I often tell developing writers at conferences that there are two kinds of writers in the world: the “hobbyist” and the “professional.”
Yes, it’s an oversimplification. It’s shorthand. But I think it gets the point across.
Both the hobbyist and the professional may be good writers, even great. Both may often work hard. Both are valuable and worthy of admiration. Both may publish. But there is a key difference between them, a difference that either will profit from recognizing, acknowledging, and considering.
The difference? Hobbyists write whatever they want to write. Professionals write what others want to read.
It sounds elementary, I know. But I think it is a crucial distinction.
Sure, some writers do both. Me, for example. I started writing for my own enjoyment and entertainment, and I still do it, now and then. And there is occasionally some overlap between those two sides of my writing personality. But I don’t expect my “hobbyist” writing to suddenly or magically become publishable material. In fact, in more than thirty-five years of writing for publication, I can recall only a handful of hobbyist pieces that were later published—primarily because the starting points are different for hobbyists and professionals.
The hobbyist gets an idea. That’s often where hobbyist writing starts. “I think I’ll try this.” Or, “Wouldn’t it be fun to–?” Such starting points often lead somewhere interesting and even helpful. But the hobbyist is usually not thinking much further than that. There is no “reader” in his or her mind; there is only the writer. And that’s where the difference lies.
Professional writers have learned to ask themselves questions very early in the process of conceiving and writing something that the hobbyist seldom if ever considers. “Will anyone want to read what I’m about to write? And, if so, why?” “Who is asking this question?” “Is it a need people already feel? And know?” “Are they willing to spend the time or money to meet that need?” “What’s the right angle to take?” “Where is this reader found?” “Can I reach him or her there, or should I take another tack?” To some, such questions are instinctual, but others have learned to ask them through long (and often hard) experience.
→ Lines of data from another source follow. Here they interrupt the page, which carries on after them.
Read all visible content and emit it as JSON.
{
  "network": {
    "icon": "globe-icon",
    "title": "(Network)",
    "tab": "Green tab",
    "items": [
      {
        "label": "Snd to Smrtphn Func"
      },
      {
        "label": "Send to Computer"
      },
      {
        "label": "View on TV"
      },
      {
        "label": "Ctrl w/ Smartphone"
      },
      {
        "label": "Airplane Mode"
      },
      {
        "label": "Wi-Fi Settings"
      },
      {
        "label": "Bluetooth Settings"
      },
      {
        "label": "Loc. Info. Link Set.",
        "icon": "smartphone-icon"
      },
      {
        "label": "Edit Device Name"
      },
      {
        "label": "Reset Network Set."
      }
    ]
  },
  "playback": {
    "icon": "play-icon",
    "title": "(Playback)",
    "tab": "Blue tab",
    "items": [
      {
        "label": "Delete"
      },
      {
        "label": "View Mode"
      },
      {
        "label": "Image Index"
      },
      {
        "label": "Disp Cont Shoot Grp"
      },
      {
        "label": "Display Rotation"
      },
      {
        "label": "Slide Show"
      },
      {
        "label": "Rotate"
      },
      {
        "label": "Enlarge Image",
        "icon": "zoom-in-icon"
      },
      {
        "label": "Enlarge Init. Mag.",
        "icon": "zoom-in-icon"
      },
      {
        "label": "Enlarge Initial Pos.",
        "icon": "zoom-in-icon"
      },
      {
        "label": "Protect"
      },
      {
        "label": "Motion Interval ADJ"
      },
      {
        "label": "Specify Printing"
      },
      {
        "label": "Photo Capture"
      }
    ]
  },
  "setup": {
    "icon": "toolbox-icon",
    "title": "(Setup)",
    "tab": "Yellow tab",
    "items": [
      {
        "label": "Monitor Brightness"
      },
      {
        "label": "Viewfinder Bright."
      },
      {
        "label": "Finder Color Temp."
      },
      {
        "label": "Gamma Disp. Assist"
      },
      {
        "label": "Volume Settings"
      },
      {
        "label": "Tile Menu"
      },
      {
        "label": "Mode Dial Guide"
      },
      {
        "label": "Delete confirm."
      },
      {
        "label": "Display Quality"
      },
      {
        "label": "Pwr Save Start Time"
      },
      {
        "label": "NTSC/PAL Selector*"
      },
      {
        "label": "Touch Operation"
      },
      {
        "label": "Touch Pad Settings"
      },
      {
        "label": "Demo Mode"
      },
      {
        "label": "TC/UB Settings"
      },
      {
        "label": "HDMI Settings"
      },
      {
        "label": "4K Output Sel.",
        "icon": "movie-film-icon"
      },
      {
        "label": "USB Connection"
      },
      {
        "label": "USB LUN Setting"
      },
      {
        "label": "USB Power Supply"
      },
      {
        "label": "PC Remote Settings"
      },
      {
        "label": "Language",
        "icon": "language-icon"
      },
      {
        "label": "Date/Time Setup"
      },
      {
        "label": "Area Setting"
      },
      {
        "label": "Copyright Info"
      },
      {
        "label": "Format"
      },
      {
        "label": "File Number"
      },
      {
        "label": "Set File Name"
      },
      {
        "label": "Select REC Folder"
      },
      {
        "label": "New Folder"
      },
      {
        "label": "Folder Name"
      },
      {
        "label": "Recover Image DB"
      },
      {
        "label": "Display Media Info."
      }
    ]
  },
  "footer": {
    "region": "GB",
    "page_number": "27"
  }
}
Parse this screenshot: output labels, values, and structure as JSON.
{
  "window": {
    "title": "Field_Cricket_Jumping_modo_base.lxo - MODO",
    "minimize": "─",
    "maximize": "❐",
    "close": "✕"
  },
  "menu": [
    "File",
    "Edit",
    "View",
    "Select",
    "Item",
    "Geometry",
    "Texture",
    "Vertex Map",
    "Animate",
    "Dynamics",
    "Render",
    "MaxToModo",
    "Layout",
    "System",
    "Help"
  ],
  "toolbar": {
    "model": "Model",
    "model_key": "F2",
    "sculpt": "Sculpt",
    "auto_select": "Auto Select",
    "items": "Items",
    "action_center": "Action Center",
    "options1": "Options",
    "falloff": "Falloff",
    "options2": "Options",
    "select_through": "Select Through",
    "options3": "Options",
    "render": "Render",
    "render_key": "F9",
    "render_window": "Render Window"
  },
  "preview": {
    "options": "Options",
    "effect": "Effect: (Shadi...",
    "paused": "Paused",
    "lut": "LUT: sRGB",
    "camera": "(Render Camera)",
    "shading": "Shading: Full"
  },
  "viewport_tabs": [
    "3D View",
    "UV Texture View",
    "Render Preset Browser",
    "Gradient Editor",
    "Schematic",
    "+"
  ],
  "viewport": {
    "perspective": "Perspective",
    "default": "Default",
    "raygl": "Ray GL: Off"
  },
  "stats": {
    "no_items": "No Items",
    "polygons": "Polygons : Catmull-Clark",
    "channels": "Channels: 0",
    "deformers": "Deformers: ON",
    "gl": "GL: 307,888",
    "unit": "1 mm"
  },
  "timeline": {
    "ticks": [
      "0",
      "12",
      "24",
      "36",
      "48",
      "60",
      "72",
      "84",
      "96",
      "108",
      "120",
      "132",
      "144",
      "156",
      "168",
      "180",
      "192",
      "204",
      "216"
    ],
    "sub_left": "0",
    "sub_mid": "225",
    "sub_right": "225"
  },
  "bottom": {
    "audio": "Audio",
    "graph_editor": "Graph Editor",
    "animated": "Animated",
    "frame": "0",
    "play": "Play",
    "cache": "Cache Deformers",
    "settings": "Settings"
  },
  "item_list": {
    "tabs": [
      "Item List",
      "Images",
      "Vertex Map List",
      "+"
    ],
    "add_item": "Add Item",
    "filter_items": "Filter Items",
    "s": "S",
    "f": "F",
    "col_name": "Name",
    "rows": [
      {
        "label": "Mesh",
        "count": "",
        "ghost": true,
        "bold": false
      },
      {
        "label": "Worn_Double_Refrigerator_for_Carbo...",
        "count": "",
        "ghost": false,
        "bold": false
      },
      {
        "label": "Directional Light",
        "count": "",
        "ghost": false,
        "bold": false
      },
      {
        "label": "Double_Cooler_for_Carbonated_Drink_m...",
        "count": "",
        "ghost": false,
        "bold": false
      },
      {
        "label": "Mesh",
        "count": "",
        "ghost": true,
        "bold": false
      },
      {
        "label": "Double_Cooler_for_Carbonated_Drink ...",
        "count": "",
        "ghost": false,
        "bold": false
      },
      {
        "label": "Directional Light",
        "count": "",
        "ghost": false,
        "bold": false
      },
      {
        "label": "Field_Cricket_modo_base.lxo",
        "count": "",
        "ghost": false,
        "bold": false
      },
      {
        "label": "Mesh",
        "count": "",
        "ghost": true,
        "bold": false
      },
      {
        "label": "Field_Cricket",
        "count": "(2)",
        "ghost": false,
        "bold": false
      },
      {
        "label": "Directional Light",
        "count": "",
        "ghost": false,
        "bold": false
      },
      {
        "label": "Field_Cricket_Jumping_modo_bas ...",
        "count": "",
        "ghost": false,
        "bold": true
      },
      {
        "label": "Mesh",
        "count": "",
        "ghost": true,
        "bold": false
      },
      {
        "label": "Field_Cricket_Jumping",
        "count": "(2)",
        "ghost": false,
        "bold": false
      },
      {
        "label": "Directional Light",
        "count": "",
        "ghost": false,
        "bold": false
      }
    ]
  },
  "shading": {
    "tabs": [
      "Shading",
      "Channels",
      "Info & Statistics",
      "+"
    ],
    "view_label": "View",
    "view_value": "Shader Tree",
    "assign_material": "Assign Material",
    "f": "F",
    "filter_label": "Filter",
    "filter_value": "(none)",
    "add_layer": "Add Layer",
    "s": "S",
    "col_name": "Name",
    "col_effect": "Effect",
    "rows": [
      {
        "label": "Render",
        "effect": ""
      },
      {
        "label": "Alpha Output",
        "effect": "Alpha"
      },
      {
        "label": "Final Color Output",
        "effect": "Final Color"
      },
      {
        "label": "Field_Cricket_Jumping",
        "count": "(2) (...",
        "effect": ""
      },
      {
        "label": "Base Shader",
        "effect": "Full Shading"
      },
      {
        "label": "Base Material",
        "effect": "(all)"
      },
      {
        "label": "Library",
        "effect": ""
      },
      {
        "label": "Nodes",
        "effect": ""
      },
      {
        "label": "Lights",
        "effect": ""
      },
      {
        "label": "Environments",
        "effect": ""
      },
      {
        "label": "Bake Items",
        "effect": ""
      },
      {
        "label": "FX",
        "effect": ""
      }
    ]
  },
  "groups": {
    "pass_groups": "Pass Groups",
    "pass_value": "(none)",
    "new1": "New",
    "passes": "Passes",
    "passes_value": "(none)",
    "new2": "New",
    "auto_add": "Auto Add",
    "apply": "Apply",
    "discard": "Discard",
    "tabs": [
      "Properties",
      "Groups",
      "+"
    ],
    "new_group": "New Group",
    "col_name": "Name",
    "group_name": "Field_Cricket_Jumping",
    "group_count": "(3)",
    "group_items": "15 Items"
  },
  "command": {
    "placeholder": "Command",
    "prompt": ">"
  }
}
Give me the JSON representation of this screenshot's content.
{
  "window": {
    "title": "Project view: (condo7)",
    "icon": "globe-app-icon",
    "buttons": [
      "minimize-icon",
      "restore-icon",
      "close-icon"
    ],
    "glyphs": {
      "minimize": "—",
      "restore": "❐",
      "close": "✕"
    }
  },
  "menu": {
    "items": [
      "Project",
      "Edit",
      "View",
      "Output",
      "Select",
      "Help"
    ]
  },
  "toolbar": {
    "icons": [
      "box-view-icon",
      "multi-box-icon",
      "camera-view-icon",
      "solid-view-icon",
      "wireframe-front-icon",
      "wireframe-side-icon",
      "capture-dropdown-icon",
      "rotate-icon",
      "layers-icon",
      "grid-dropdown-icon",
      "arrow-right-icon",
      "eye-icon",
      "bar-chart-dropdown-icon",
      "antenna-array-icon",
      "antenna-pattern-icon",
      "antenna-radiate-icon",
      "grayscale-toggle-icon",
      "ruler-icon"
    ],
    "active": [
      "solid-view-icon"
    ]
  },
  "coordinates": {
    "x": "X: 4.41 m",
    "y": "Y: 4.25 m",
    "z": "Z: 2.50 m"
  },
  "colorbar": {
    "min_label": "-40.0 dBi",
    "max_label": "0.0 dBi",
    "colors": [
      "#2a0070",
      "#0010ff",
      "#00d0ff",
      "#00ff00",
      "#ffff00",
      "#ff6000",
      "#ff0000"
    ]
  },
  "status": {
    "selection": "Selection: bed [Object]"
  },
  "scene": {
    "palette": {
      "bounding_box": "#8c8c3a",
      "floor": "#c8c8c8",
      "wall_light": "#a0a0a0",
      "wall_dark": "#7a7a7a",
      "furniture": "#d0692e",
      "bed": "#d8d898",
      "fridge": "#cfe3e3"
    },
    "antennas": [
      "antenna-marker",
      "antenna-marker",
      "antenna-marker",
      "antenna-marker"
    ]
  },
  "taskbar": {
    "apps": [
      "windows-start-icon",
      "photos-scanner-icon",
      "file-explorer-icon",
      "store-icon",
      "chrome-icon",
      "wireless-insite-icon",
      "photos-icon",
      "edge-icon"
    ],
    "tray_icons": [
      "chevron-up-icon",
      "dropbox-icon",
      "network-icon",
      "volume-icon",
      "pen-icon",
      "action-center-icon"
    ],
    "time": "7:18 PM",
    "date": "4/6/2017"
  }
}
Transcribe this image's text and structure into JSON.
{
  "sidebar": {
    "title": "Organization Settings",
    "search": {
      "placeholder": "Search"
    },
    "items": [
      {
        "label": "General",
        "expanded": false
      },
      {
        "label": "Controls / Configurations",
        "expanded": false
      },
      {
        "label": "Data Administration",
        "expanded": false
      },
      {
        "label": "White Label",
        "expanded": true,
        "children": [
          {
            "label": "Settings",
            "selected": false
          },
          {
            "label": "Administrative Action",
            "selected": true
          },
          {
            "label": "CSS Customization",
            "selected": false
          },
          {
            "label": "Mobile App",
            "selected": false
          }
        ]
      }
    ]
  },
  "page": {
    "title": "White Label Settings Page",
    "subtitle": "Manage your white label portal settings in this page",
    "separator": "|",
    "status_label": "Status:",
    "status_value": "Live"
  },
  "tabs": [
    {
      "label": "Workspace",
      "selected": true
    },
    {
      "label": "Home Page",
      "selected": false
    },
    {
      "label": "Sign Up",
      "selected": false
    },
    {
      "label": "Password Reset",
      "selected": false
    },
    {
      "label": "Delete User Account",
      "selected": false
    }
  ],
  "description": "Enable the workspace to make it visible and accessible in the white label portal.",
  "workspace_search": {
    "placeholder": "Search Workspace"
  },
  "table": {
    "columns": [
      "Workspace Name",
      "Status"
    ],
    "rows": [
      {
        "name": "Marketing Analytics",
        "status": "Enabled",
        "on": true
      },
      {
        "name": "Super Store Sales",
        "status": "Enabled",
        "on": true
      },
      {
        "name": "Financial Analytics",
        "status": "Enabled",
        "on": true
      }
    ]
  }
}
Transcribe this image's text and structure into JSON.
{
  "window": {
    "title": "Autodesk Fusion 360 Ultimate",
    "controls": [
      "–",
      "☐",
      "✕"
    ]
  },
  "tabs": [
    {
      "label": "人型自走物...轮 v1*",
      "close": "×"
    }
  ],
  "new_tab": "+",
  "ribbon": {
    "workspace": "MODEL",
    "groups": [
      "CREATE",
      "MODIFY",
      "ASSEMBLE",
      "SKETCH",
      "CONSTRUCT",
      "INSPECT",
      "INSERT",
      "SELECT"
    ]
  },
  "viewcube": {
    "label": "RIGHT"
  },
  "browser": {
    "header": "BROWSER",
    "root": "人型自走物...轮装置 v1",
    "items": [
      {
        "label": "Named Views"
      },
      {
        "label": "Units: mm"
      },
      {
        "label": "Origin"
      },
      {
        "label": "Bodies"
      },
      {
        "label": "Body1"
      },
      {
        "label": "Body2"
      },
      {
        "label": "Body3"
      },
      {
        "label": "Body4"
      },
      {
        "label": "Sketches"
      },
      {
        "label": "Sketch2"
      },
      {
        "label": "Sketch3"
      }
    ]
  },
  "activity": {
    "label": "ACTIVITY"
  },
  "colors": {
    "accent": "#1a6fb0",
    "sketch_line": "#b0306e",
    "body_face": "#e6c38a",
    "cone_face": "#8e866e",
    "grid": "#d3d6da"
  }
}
For example, a friend once asked me to recommend a book for his fourteen-year-old son who, my friend said, didn’t seem to properly respect women (including his mother and sisters). I drew a blank, so I did a little research. Turns out, I could find no such book in the teen sections of several bookstores. So I thought, Maybe this is an opportunity. Maybe I should write that book. And then I hit a wall, called Reality. As I sat down to sketch out the book, I realized, no fourteen-year-old boys I knew would read a book about “respecting women,” even if Mom or Dad bought it for them. It’s not a felt need for them. So I never wrote that book. On the other hand, a book about “why are females so weird” and “how can I get them to notice me” could possibly touch on the issue of respect while meeting the boy’s felt need. But I also knew that figuring out the feminine psyche was too mystical and complex for a writer of my limited abilities, so I never wrote that book, either.
I say all that simply to try to illustrate how hobbyists and professionals approach the writing life differently. The hobbyist knows that writing is fun, therapeutic, and sometimes even helpful to others—even those outside the family. The professional, however, knows that every reader wants to know “what’s in it for me?” If I don’t answer that question early and convincingly, I may still write something magnificent, but it probably won’t get published.